various effects to estimate climate feedback factors. Nevertheless,
available observations and model studies suggest that the regional
radiative perturbations are potentially several Watts per square metre
due to changes in these natural aerosol emissions in a future climate.
Taking into account only the direct radiative effect of changes in the
atmospheric burden of natural aerosols, and neglecting potentially large
effects on other parts of the Earth system, a global mean radiative
perturbation approaching 1 W m$^{-2}$ is possible by the end
of the century. The level of scientific understanding of the climate
drivers, interactions and impacts is very low.
  adsurl = {},
  adsnote = {Provided by the SAO/NASA Astrophysics Data System}
  author = {{Koch}, D. and {Schulz}, M. and {Kinne}, S. and {McNaughton}, C. and 
	{Spackman}, J.~R. and {Balkanski}, Y. and {Bauer}, S. and {Berntsen}, T. and 
	{Bond}, T.~C. and {Boucher}, O. and {Chin}, M. and {Clarke}, A. and 
	{de Luca}, N. and {Dentener}, F. and {Diehl}, T. and {Dubovik}, O. and 
	{Easter}, R. and {Fahey}, D.~W. and {Feichter}, J. and {Fillmore}, D. and 
	{Freitag}, S. and {Ghan}, S. and {Ginoux}, P. and {Gong}, S. and 
	{Horowitz}, L. and {Iversen}, T. and {Kirkev{\aa}g}, A. and 
	{Klimont}, Z. and {Kondo}, Y. and {Krol}, M. and {Liu}, X. and 
	{Miller}, R. and {Montanaro}, V. and {Moteki}, N. and {Myhre}, G. and 
	{Penner}, J.~E. and {Perlwitz}, J. and {Pitari}, G. and {Reddy}, S. and 
	{Sahu}, L. and {Sakamoto}, H. and {Schuster}, G. and {Schwarz}, J.~P. and 
	{Seland}, {\O}. and {Stier}, P. and {Takegawa}, N. and {Takemura}, T. and 
	{Textor}, C. and {van Aardenne}, J.~A. and {Zhao}, Y.},
  title = {{Corrigendum to ''Evaluation of black carbon estimations in global aerosol models'' published in Atmos. Chem. Phys., 9, 9001-9026, 2009}},
  journal = {Atmospheric Chemistry \& Physics},
  year = 2010,
  month = jan,
  volume = 10,
  pages = {79-81},
  abstract = {{No abstract available.
  adsurl = {},
  adsnote = {Provided by the SAO/NASA Astrophysics Data System}
  author = {{Boucher}, O. and {Folberth}, G.~A.},
  title = {{New Directions: Atmospheric methane removal as a way to mitigate climate change?}},
  journal = {Atmospheric Environment},
  year = 2010,
  volume = 44,
  pages = {3343-3345},
  doi = {10.1016/j.atmosenv.2010.04.032},
  adsurl = {},
  adsnote = {Provided by the SAO/NASA Astrophysics Data System}
Contact information

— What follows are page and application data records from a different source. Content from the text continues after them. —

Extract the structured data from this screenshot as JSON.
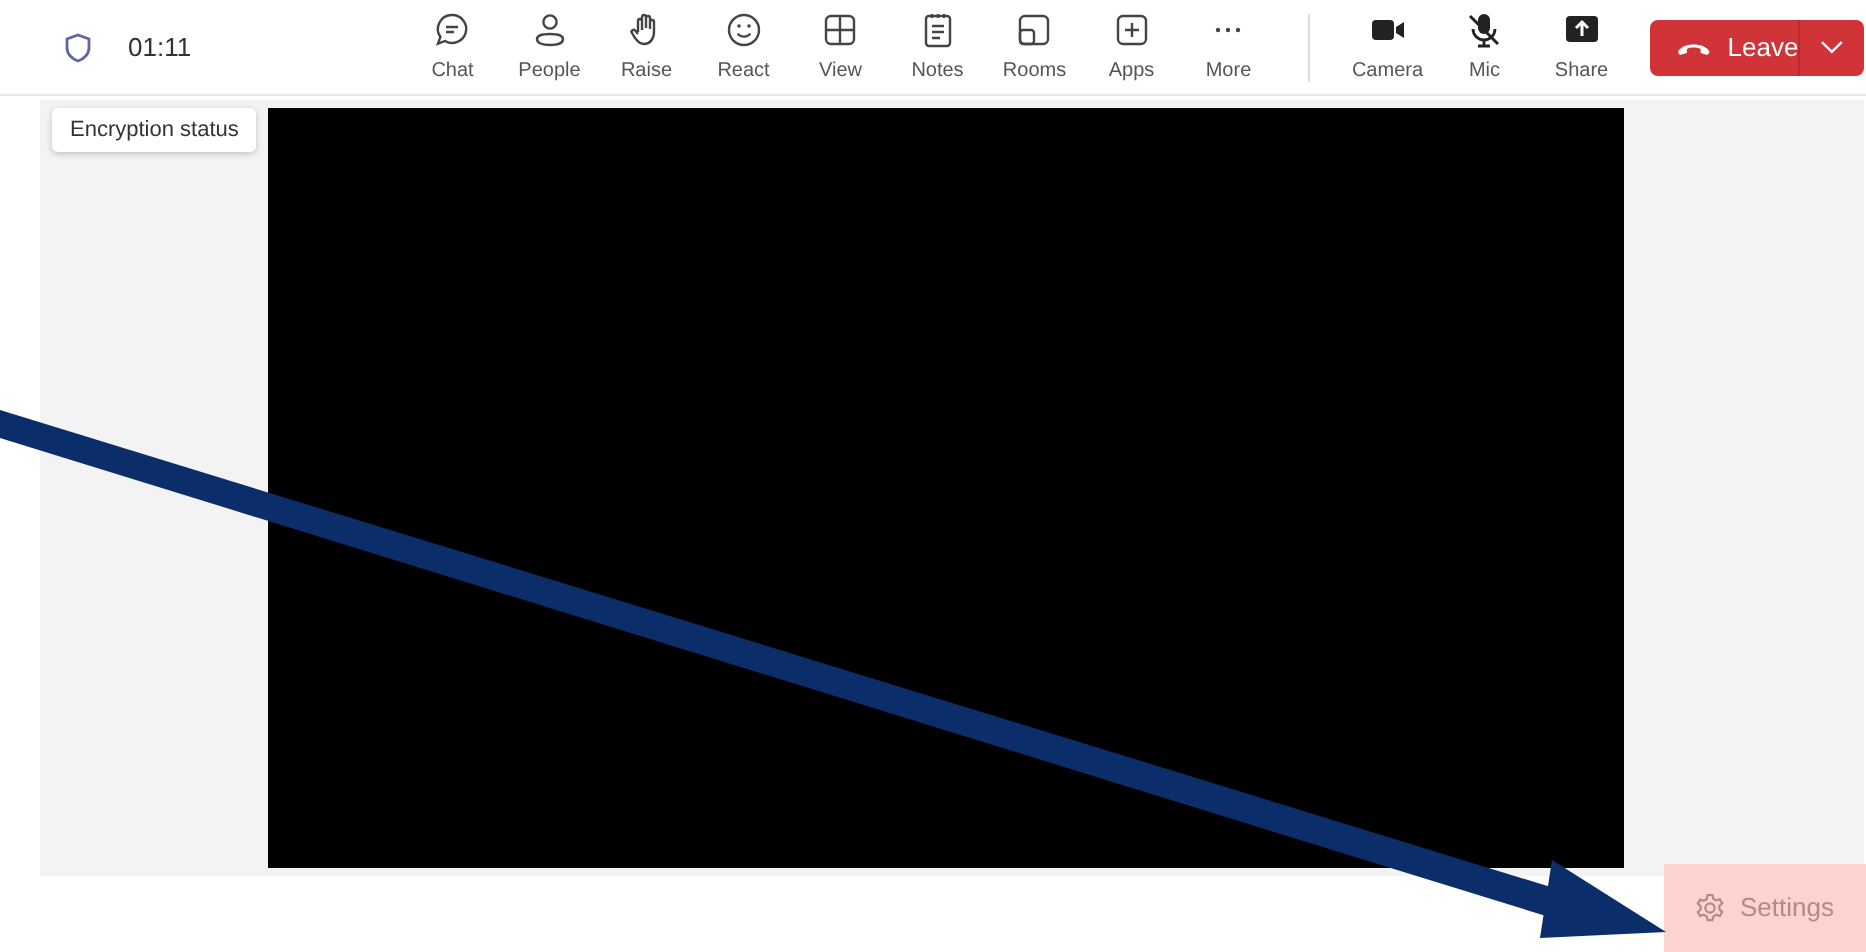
{
  "meeting": {
    "timer": "01:11",
    "tooltip": "Encryption status"
  },
  "toolbar": {
    "actions": [
      {
        "kind": "chat",
        "label": "Chat"
      },
      {
        "kind": "people",
        "label": "People"
      },
      {
        "kind": "raise",
        "label": "Raise"
      },
      {
        "kind": "react",
        "label": "React"
      },
      {
        "kind": "view",
        "label": "View"
      },
      {
        "kind": "notes",
        "label": "Notes"
      },
      {
        "kind": "rooms",
        "label": "Rooms"
      },
      {
        "kind": "apps",
        "label": "Apps"
      },
      {
        "kind": "more",
        "label": "More"
      }
    ],
    "camera": {
      "label": "Camera"
    },
    "mic": {
      "label": "Mic",
      "muted": true
    },
    "share": {
      "label": "Share"
    },
    "leave": {
      "label": "Leave"
    }
  },
  "settings": {
    "label": "Settings"
  }
}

EMC3 group

Case 99
Tour 45-55, 3ème étage
4 Place Jussieu
75252 Paris Cedex 05
Tel: 33 + 1 44 27 27 99
      33 + 6 16 27 34 18 (Dr F. Cheruy)
Tel: 33 + 1 44 27 35 25 (Secretary)
Fax: 33 + 1 44 27 62 72
email: emc3 at

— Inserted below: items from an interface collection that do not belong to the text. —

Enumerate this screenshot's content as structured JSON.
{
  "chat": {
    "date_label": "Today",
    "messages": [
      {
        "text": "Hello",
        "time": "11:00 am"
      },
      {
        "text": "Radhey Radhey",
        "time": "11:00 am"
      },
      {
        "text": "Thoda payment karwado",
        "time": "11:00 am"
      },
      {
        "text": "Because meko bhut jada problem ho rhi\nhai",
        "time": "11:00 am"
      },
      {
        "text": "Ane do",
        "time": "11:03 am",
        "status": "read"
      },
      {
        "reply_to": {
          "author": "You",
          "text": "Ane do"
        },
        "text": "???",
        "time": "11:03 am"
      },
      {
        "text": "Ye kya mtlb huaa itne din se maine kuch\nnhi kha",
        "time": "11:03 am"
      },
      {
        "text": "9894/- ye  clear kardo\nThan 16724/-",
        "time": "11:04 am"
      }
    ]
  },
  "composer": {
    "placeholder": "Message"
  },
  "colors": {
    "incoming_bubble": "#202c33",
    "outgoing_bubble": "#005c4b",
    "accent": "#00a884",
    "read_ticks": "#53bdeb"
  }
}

Map of our location

Real time LMDZ simulations

Today's LMDZ meteogram for the SIRTA site

Intranet EMC3

Intranet EMC3